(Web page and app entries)
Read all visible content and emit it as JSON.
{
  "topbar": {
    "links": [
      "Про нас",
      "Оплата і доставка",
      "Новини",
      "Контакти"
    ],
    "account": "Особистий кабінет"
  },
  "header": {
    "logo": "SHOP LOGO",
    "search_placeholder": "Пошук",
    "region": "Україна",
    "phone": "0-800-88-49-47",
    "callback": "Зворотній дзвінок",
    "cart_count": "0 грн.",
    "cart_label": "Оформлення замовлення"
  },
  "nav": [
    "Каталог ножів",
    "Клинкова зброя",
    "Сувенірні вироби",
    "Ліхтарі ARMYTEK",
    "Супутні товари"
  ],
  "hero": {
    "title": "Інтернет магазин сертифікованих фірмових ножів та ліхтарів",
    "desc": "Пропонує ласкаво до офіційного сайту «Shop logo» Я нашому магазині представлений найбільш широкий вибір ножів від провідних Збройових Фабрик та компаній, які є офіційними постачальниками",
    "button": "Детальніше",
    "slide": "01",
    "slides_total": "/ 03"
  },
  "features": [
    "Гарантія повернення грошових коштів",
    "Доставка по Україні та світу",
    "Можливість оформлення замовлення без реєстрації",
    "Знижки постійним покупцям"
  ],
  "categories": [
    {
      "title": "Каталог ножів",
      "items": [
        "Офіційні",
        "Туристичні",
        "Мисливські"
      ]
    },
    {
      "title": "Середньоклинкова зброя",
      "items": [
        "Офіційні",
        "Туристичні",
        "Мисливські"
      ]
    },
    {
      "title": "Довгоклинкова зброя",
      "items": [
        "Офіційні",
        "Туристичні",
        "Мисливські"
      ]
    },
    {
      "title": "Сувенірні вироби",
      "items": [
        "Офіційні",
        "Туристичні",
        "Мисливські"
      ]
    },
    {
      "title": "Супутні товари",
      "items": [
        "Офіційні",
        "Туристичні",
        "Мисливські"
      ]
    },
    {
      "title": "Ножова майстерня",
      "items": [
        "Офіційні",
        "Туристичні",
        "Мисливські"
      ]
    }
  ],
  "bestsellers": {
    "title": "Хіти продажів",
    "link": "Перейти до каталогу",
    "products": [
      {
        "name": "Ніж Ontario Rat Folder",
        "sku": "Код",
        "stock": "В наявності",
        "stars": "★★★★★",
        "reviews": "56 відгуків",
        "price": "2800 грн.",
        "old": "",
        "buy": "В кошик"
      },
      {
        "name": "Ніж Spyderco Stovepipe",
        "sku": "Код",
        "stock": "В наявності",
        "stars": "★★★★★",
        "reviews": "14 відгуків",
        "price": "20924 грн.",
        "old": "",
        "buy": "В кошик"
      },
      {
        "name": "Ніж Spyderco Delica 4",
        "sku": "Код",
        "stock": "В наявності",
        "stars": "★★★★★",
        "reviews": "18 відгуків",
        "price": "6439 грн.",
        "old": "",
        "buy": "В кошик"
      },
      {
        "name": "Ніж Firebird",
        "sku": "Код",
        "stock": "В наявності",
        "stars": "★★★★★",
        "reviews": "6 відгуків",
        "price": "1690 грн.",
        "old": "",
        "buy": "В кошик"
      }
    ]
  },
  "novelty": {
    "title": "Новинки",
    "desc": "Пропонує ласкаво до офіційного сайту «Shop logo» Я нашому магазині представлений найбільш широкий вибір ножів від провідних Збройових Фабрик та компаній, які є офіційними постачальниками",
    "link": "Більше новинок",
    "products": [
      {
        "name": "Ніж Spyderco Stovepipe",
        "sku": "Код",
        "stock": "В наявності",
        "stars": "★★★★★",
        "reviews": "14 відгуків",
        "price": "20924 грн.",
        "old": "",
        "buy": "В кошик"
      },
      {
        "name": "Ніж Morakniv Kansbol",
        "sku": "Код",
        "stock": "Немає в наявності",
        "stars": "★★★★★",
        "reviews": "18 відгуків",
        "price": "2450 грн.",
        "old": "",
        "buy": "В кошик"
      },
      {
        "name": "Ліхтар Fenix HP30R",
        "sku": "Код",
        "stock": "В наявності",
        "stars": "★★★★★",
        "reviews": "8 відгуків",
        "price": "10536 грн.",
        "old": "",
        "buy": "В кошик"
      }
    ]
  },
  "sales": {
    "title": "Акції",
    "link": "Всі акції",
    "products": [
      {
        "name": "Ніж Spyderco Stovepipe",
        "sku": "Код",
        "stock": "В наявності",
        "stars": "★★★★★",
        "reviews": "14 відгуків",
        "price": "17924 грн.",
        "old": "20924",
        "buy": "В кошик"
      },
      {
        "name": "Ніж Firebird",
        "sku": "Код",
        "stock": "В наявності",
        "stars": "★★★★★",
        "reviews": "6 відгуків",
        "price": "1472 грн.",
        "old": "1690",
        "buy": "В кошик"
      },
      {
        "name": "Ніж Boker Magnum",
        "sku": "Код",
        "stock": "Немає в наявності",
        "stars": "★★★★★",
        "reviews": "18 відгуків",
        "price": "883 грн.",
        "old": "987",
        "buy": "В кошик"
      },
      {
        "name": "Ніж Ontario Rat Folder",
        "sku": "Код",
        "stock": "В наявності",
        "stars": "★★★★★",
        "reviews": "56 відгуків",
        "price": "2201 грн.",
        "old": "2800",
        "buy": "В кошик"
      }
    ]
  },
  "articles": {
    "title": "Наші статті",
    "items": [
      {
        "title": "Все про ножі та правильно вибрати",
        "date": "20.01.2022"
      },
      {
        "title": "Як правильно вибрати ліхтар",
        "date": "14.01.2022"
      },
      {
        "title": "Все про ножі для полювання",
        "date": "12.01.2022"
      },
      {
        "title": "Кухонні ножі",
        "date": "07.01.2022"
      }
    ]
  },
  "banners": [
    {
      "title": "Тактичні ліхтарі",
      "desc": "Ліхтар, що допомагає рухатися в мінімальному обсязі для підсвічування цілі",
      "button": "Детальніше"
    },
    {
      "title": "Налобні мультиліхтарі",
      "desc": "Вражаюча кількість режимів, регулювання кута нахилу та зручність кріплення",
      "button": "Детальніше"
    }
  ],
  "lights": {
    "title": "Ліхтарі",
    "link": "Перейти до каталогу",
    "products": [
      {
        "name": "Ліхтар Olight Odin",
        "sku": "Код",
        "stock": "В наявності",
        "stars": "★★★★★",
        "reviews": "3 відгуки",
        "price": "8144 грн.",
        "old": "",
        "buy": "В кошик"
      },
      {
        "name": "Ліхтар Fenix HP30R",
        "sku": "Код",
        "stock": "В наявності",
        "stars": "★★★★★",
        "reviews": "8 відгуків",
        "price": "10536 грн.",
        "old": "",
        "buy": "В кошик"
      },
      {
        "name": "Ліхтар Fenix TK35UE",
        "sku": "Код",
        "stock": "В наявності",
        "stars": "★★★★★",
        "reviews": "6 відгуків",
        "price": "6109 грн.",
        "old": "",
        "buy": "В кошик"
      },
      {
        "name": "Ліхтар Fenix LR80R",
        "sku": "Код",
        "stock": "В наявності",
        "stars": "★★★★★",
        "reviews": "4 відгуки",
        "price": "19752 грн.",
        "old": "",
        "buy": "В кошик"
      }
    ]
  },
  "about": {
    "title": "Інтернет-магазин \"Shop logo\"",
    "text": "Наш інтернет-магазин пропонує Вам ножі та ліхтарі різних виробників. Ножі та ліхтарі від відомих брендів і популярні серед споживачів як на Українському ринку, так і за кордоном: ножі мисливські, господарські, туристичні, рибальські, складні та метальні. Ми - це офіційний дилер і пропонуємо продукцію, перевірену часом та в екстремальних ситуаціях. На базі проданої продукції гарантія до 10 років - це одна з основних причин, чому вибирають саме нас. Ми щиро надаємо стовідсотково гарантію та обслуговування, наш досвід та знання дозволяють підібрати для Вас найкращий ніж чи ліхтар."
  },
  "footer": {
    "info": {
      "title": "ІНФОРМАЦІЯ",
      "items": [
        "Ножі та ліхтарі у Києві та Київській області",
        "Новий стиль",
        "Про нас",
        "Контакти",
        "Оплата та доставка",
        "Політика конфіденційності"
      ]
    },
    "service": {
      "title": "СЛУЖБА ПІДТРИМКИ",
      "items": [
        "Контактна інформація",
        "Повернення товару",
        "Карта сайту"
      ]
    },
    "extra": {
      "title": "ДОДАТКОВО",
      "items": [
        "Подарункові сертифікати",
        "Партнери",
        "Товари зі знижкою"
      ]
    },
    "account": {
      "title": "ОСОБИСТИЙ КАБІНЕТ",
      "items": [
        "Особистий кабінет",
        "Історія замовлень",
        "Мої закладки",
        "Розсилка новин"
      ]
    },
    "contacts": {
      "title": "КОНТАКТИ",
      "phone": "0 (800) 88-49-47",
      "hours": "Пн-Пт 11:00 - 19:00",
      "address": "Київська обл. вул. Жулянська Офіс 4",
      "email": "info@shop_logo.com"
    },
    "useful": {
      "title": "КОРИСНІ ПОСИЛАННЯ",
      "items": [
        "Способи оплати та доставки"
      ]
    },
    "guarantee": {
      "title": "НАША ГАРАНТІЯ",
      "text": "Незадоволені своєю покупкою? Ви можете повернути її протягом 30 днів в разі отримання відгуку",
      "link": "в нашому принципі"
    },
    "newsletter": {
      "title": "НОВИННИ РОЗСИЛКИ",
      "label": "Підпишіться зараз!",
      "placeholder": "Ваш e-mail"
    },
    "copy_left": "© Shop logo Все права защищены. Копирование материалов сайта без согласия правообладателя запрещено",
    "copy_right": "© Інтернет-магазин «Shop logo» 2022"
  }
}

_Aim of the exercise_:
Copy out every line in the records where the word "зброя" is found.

_The completed task_:
    "Клинкова зброя",
      "title": "Середньоклинкова зброя",
      "title": "Довгоклинкова зброя",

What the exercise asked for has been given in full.